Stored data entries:
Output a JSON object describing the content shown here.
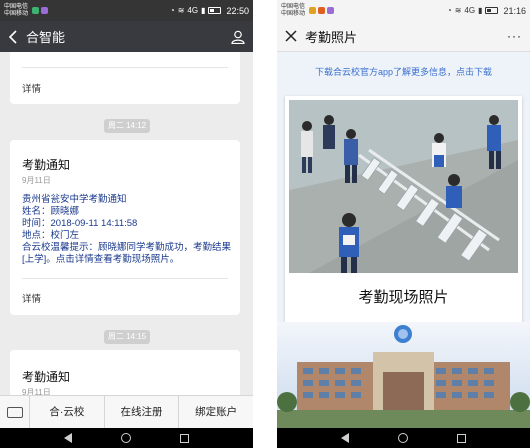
{
  "left": {
    "status": {
      "carrier_line1": "中国电信",
      "carrier_line2": "中国移动",
      "signal": "4G",
      "time": "22:50"
    },
    "header": {
      "title": "合智能",
      "back_icon": "chevron-left-icon",
      "profile_icon": "person-icon"
    },
    "feed": {
      "partial_card": {
        "detail_link": "详情"
      },
      "timestamps": [
        "周二 14:12",
        "周二 14:15"
      ],
      "notice": {
        "title": "考勤通知",
        "date": "9月11日",
        "school": "贵州省瓮安中学考勤通知",
        "name_label": "姓名：",
        "name": "顾晓娜",
        "time_label": "时间：",
        "time": "2018-09-11 14:11:58",
        "place_label": "地点：",
        "place": "校门左",
        "reminder": "合云校温馨提示：顾晓娜同学考勤成功，考勤结果[上学]。点击详情查看考勤现场照片。",
        "detail_link": "详情"
      },
      "second_card": {
        "title": "考勤通知",
        "date": "9月11日"
      }
    },
    "bottom_menu": {
      "keyboard_icon": "keyboard-icon",
      "items": [
        "合·云校",
        "在线注册",
        "绑定账户"
      ]
    }
  },
  "right": {
    "status": {
      "carrier_line1": "中国电信",
      "carrier_line2": "中国移动",
      "signal": "4G",
      "time": "21:16"
    },
    "header": {
      "title": "考勤照片",
      "close_icon": "close-icon",
      "more_icon": "more-icon",
      "more_glyph": "···"
    },
    "download_prompt": "下载合云校官方app了解更多信息，点击下载",
    "photo_caption": "考勤现场照片"
  },
  "colors": {
    "wechat_titlebar": "#393a3f",
    "link_blue": "#1a3a8c",
    "download_blue": "#3a6fd0"
  }
}
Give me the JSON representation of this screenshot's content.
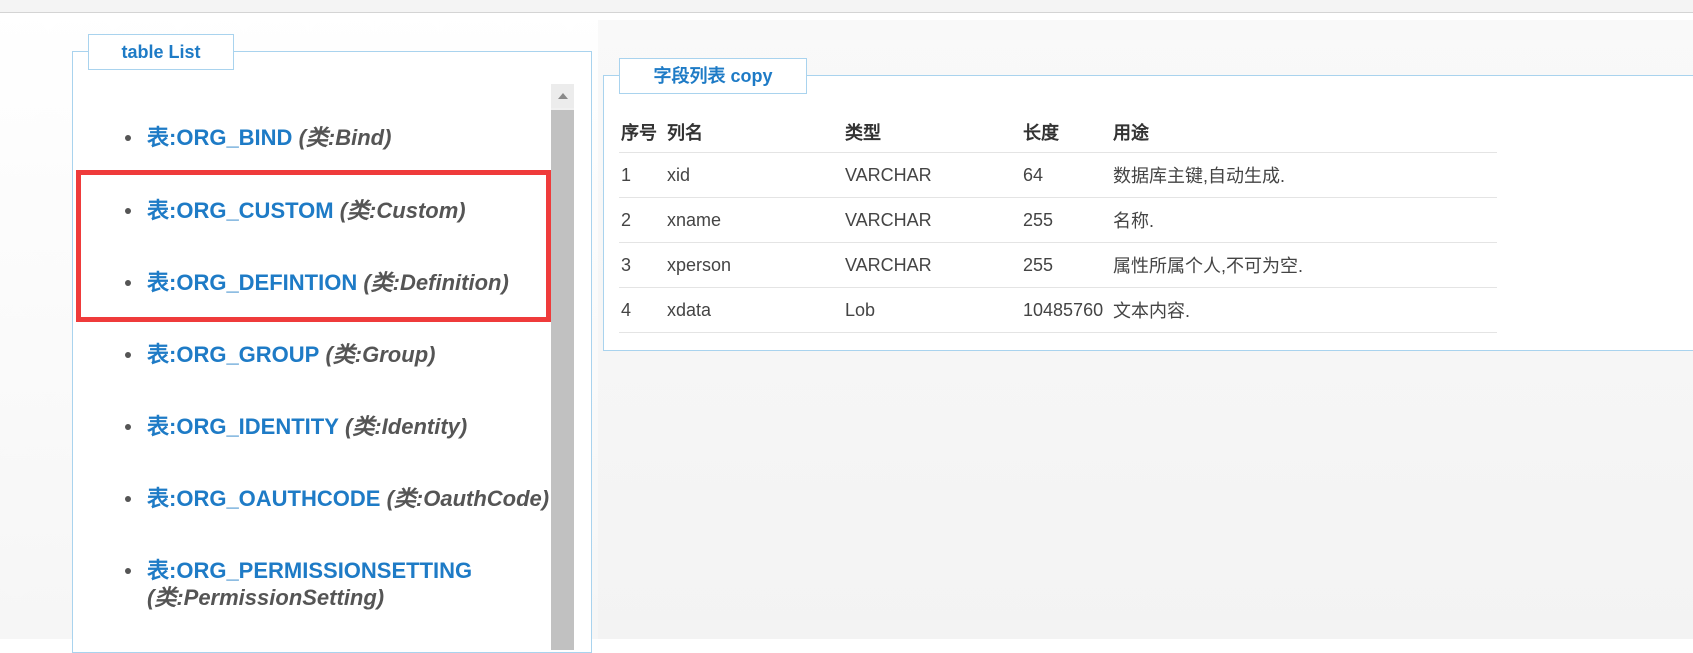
{
  "left_panel": {
    "legend": "table List",
    "items": [
      {
        "table": "表:ORG_BIND",
        "class": "(类:Bind)"
      },
      {
        "table": "表:ORG_CUSTOM",
        "class": "(类:Custom)"
      },
      {
        "table": "表:ORG_DEFINTION",
        "class": "(类:Definition)"
      },
      {
        "table": "表:ORG_GROUP",
        "class": "(类:Group)"
      },
      {
        "table": "表:ORG_IDENTITY",
        "class": "(类:Identity)"
      },
      {
        "table": "表:ORG_OAUTHCODE",
        "class": "(类:OauthCode)"
      },
      {
        "table": "表:ORG_PERMISSIONSETTING",
        "class": "(类:PermissionSetting)"
      }
    ]
  },
  "right_panel": {
    "legend": "字段列表 copy",
    "headers": [
      "序号",
      "列名",
      "类型",
      "长度",
      "用途"
    ],
    "rows": [
      [
        "1",
        "xid",
        "VARCHAR",
        "64",
        "数据库主键,自动生成."
      ],
      [
        "2",
        "xname",
        "VARCHAR",
        "255",
        "名称."
      ],
      [
        "3",
        "xperson",
        "VARCHAR",
        "255",
        "属性所属个人,不可为空."
      ],
      [
        "4",
        "xdata",
        "Lob",
        "10485760",
        "文本内容."
      ]
    ]
  },
  "colors": {
    "link": "#1e7bc6",
    "border": "#a9d3ee",
    "highlight": "#ef3b3b"
  }
}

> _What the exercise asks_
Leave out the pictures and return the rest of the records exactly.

> _Output_
Output a JSON object describing the content shown here.
{
  "left": {
    "status": {
      "carrier_line1": "中国电信",
      "carrier_line2": "中国移动",
      "signal": "4G",
      "time": "22:50"
    },
    "header": {
      "title": "合智能",
      "back_icon": "chevron-left-icon",
      "profile_icon": "person-icon"
    },
    "feed": {
      "partial_card": {
        "detail_link": "详情"
      },
      "timestamps": [
        "周二 14:12",
        "周二 14:15"
      ],
      "notice": {
        "title": "考勤通知",
        "date": "9月11日",
        "school": "贵州省瓮安中学考勤通知",
        "name_label": "姓名：",
        "name": "顾晓娜",
        "time_label": "时间：",
        "time": "2018-09-11 14:11:58",
        "place_label": "地点：",
        "place": "校门左",
        "reminder": "合云校温馨提示：顾晓娜同学考勤成功，考勤结果[上学]。点击详情查看考勤现场照片。",
        "detail_link": "详情"
      },
      "second_card": {
        "title": "考勤通知",
        "date": "9月11日"
      }
    },
    "bottom_menu": {
      "keyboard_icon": "keyboard-icon",
      "items": [
        "合·云校",
        "在线注册",
        "绑定账户"
      ]
    }
  },
  "right": {
    "status": {
      "carrier_line1": "中国电信",
      "carrier_line2": "中国移动",
      "signal": "4G",
      "time": "21:16"
    },
    "header": {
      "title": "考勤照片",
      "close_icon": "close-icon",
      "more_icon": "more-icon",
      "more_glyph": "···"
    },
    "download_prompt": "下载合云校官方app了解更多信息，点击下载",
    "photo_caption": "考勤现场照片"
  },
  "colors": {
    "wechat_titlebar": "#393a3f",
    "link_blue": "#1a3a8c",
    "download_blue": "#3a6fd0"
  }
}
Give me the JSON representation of this screenshot's content.
{
  "left_panel": {
    "legend": "table List",
    "items": [
      {
        "table": "表:ORG_BIND",
        "class": "(类:Bind)"
      },
      {
        "table": "表:ORG_CUSTOM",
        "class": "(类:Custom)"
      },
      {
        "table": "表:ORG_DEFINTION",
        "class": "(类:Definition)"
      },
      {
        "table": "表:ORG_GROUP",
        "class": "(类:Group)"
      },
      {
        "table": "表:ORG_IDENTITY",
        "class": "(类:Identity)"
      },
      {
        "table": "表:ORG_OAUTHCODE",
        "class": "(类:OauthCode)"
      },
      {
        "table": "表:ORG_PERMISSIONSETTING",
        "class": "(类:PermissionSetting)"
      }
    ]
  },
  "right_panel": {
    "legend": "字段列表 copy",
    "headers": [
      "序号",
      "列名",
      "类型",
      "长度",
      "用途"
    ],
    "rows": [
      [
        "1",
        "xid",
        "VARCHAR",
        "64",
        "数据库主键,自动生成."
      ],
      [
        "2",
        "xname",
        "VARCHAR",
        "255",
        "名称."
      ],
      [
        "3",
        "xperson",
        "VARCHAR",
        "255",
        "属性所属个人,不可为空."
      ],
      [
        "4",
        "xdata",
        "Lob",
        "10485760",
        "文本内容."
      ]
    ]
  },
  "colors": {
    "link": "#1e7bc6",
    "border": "#a9d3ee",
    "highlight": "#ef3b3b"
  }
}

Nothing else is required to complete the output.